Controlling one’s emotions and adrenaline are critical to maintaining a steady consumption of cardiovascular reserves. I believe that Carwin burned through his reserves more rapidly than he does in the training room. Some of that occurred before the fight when he was resting back stage. The majority occurred after he hurt Lesnar because he punched with reckless abandon, rather than calculated aggression. Both of those situations can be chalked up to nerves, in my opinion.
Again, none of this is meant to be overly critical of the challenger. He performed tremendously in the biggest fight of his life, even though he came up short. I expect Carwin to grow from the experience and come back a better fighter, not necessarily in terms of his skills but in terms of his ability to more efficiently use his gas tank.
LEBEN DOUBLES DOWN AND COMES UP WITH BLACKJACK
Everybody knows that Chris Leben is a fighter’s fighter. A lot of guys talk about their willingness to fight anyone, anytime, anywhere. Leben is one of only a select few who truly lives by that mantra.
After an up-and-down four years that saw the former Team Quest star lose more fights than he won, Leben gave his career a much needed shot of adrenaline when he scored a dramatic second-round technical knockout win over star prospect Aaron Simpson at the TUF11 Finale. Nobody would have faulted him for taking a few weeks to enjoy that victory and then carefully mapping out the best way for him to leverage that victory in an effort to get himself into title contention.
Instead, Leben agreed to turn around and fight one of the best middleweights in the world just 14 days later. It was a risky move by anyone’s standard. A loss, particularly if it were one-sided, would all but erase the momentum created by the Simpson win. And a loss was a very real possibility.
The risks of fighting on such short turnaround were evident early in the first round. Leben appeared to tire faster than I recall from any of his past fights. That was to be expected. Despite the fact that he was in great shape for the Simpson fight, there needs to be some downtime to rest and recuperate from the long, arduous training camp before preparing to peak for another fight. Leben eschewed that downtime and returned to action without ever fully recovering from his previous training camp.
It was a massive gamble, but Leben made it pay off by maintaining constant, though calculated, pressure on Yoshihiro Akiyama throughout the fight, which ultimately led to the Japanese superstar running equally low on gas by the time the second round was in full swing. At that point, the fight was nothing more than a battle of wills, and I’ll take Leben every day of the week in those situations.
By scoring an emphatic submission win over Akiyama, Leben not only dramatically padded his bank account (he took home a cool $161,000 for winning the fight and earning a $75,000 Fight of the Night bonus), he also instantly made himself relevant in the UFC title picture.
COULD AKIYAMA CUT TO WELTERWEIGHT?

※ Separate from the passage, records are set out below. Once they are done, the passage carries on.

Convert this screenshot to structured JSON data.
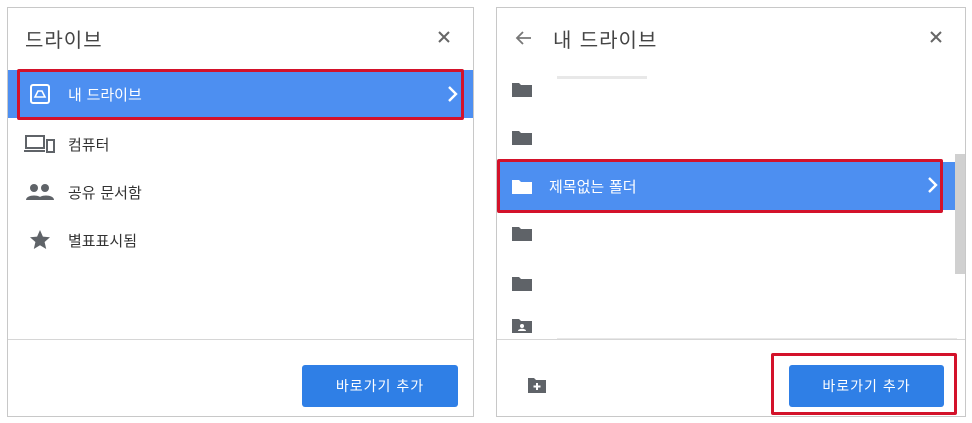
{
  "left_panel": {
    "title": "드라이브",
    "nav_items": [
      {
        "label": "내 드라이브",
        "icon": "drive-icon",
        "active": true
      },
      {
        "label": "컴퓨터",
        "icon": "computer-icon",
        "active": false
      },
      {
        "label": "공유 문서함",
        "icon": "people-icon",
        "active": false
      },
      {
        "label": "별표표시됨",
        "icon": "star-icon",
        "active": false
      }
    ],
    "add_shortcut_label": "바로가기 추가"
  },
  "right_panel": {
    "title": "내 드라이브",
    "folders": [
      {
        "label": "",
        "icon": "folder-icon",
        "active": false
      },
      {
        "label": "",
        "icon": "folder-icon",
        "active": false
      },
      {
        "label": "제목없는 폴더",
        "icon": "folder-icon",
        "active": true
      },
      {
        "label": "",
        "icon": "folder-icon",
        "active": false
      },
      {
        "label": "",
        "icon": "folder-icon",
        "active": false
      },
      {
        "label": "",
        "icon": "shared-folder-icon",
        "active": false
      }
    ],
    "add_shortcut_label": "바로가기 추가",
    "new_folder_icon": "new-folder-icon"
  },
  "colors": {
    "accent": "#4d8ff1",
    "button": "#2f7fe6",
    "highlight": "#d3122a",
    "icon_gray": "#5f6368"
  }
}
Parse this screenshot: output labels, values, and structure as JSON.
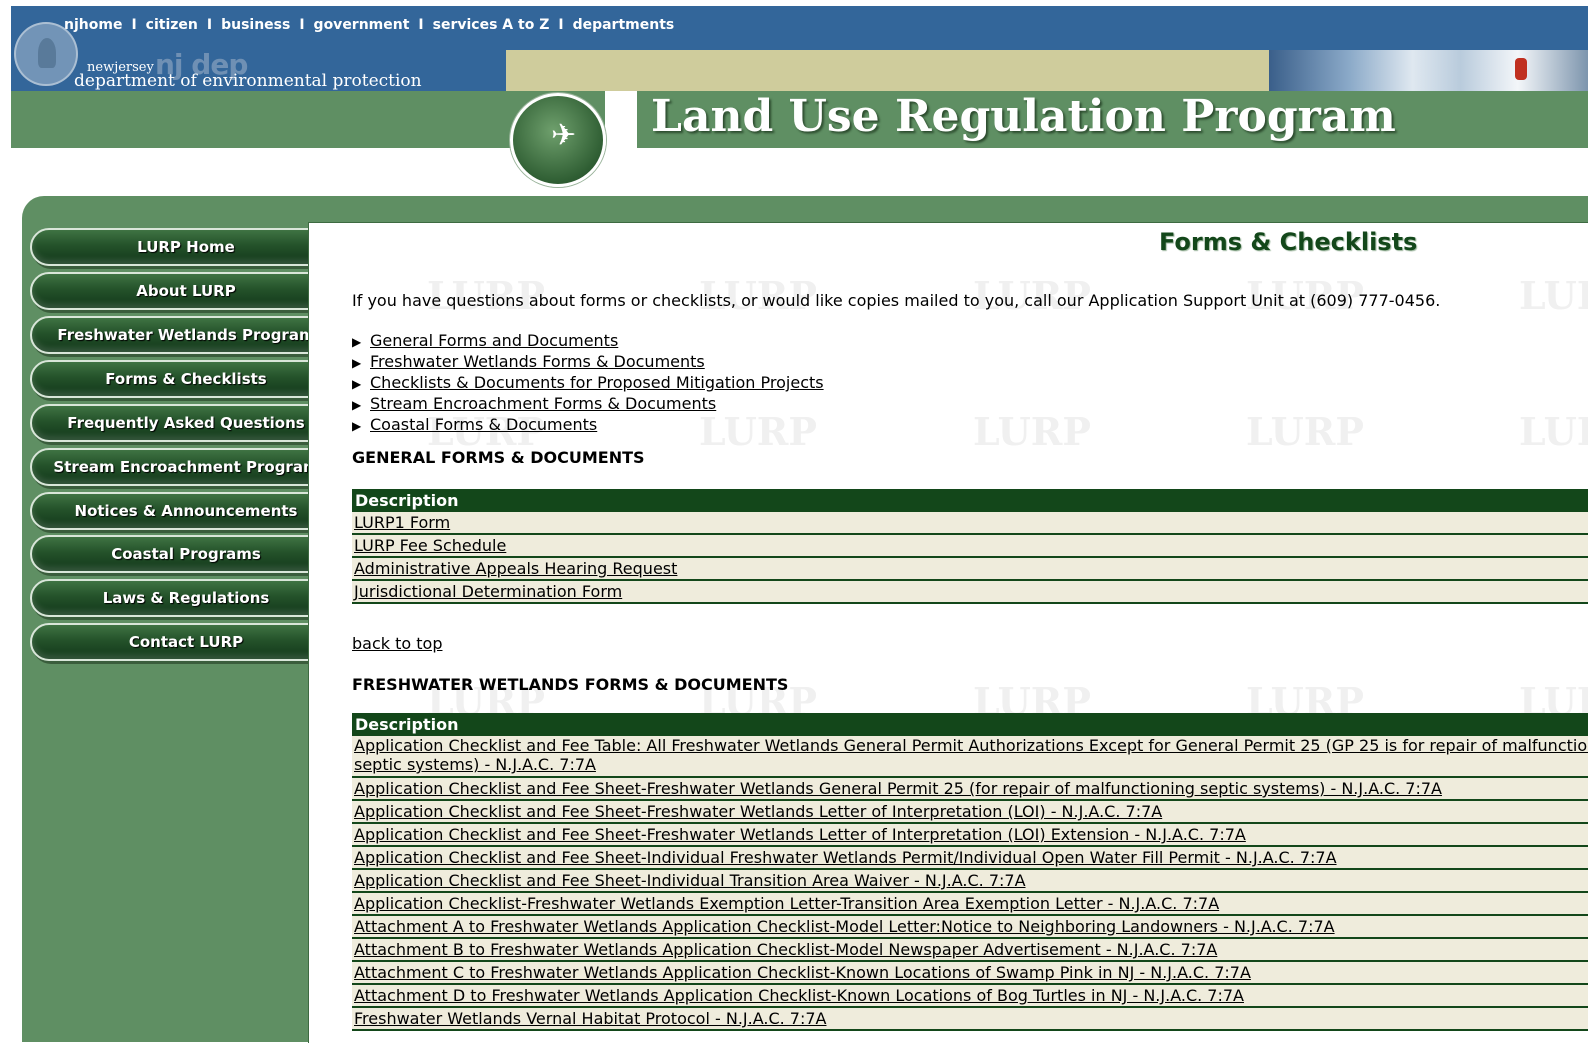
{
  "topnav": [
    "njhome",
    "citizen",
    "business",
    "government",
    "services A to Z",
    "departments"
  ],
  "topnav_separator": "I",
  "header": {
    "dep_small": "newjersey",
    "dep_njdep": "nj dep",
    "dep_full": "department of environmental protection",
    "program_title": "Land Use Regulation Program"
  },
  "sidebar": [
    "LURP Home",
    "About LURP",
    "Freshwater Wetlands Program",
    "Forms & Checklists",
    "Frequently Asked Questions",
    "Stream Encroachment Program",
    "Notices & Announcements",
    "Coastal Programs",
    "Laws & Regulations",
    "Contact LURP"
  ],
  "watermark": "LURP",
  "main": {
    "title": "Forms & Checklists",
    "intro": "If you have questions about forms or checklists, or would like copies mailed to you, call our Application Support Unit at (609) 777-0456.",
    "anchors": [
      "General Forms and Documents",
      "Freshwater Wetlands Forms & Documents",
      "Checklists & Documents for Proposed Mitigation Projects",
      "Stream Encroachment Forms & Documents",
      "Coastal Forms & Documents"
    ],
    "general": {
      "heading": "GENERAL FORMS & DOCUMENTS",
      "column": "Description",
      "rows": [
        "LURP1 Form",
        "LURP Fee Schedule",
        "Administrative Appeals Hearing Request",
        "Jurisdictional Determination Form"
      ]
    },
    "back_to_top": "back to top",
    "freshwater": {
      "heading": "FRESHWATER WETLANDS FORMS & DOCUMENTS",
      "column": "Description",
      "rows": [
        "Application Checklist and Fee Table: All Freshwater Wetlands General Permit Authorizations Except for General Permit 25 (GP 25 is for repair of malfunctioning",
        "septic systems) - N.J.A.C. 7:7A",
        "Application Checklist and Fee Sheet-Freshwater Wetlands General Permit 25 (for repair of malfunctioning septic systems) - N.J.A.C. 7:7A",
        "Application Checklist and Fee Sheet-Freshwater Wetlands Letter of Interpretation (LOI) - N.J.A.C. 7:7A",
        "Application Checklist and Fee Sheet-Freshwater Wetlands Letter of Interpretation (LOI) Extension - N.J.A.C. 7:7A",
        "Application Checklist and Fee Sheet-Individual Freshwater Wetlands Permit/Individual Open Water Fill Permit - N.J.A.C. 7:7A",
        "Application Checklist and Fee Sheet-Individual Transition Area Waiver - N.J.A.C. 7:7A",
        "Application Checklist-Freshwater Wetlands Exemption Letter-Transition Area Exemption Letter - N.J.A.C. 7:7A",
        "Attachment A to Freshwater Wetlands Application Checklist-Model Letter:Notice to Neighboring Landowners - N.J.A.C. 7:7A",
        "Attachment B to Freshwater Wetlands Application Checklist-Model Newspaper Advertisement - N.J.A.C. 7:7A",
        "Attachment C to Freshwater Wetlands Application Checklist-Known Locations of Swamp Pink in NJ - N.J.A.C. 7:7A",
        "Attachment D to Freshwater Wetlands Application Checklist-Known Locations of Bog Turtles in NJ - N.J.A.C. 7:7A",
        "Freshwater Wetlands Vernal Habitat Protocol - N.J.A.C. 7:7A"
      ]
    }
  }
}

One of the things that I’ve noticed in each of Akiyama’s last few fights is that he did not appear to cut much weight the day of weigh-ins. That is obvious because his physique looks exactly the same on the scales as it does when he enters the Octagon the next day. It was also obvious to me because he appeared to be the much smaller man against both Leben and his previous UFC opponent, Alan Belcher.
Leben and Belcher are big middleweights, but they are by no means the biggest guys in the division. If Akiyama is giving up 10 to 15 lbs come fight time, he is going to have a tough time climbing the 185-lb ladder. There is such parity in the UFC that size and strength differentials are often enough to decide the outcome of a fight. Akiyama is a great fighter, but I don’t think it is the best game plan to constantly fight bigger guys.
I think Akiyama would be better served trying to cut down to welterweight, where he would, for the most part, be fighting guys his own size.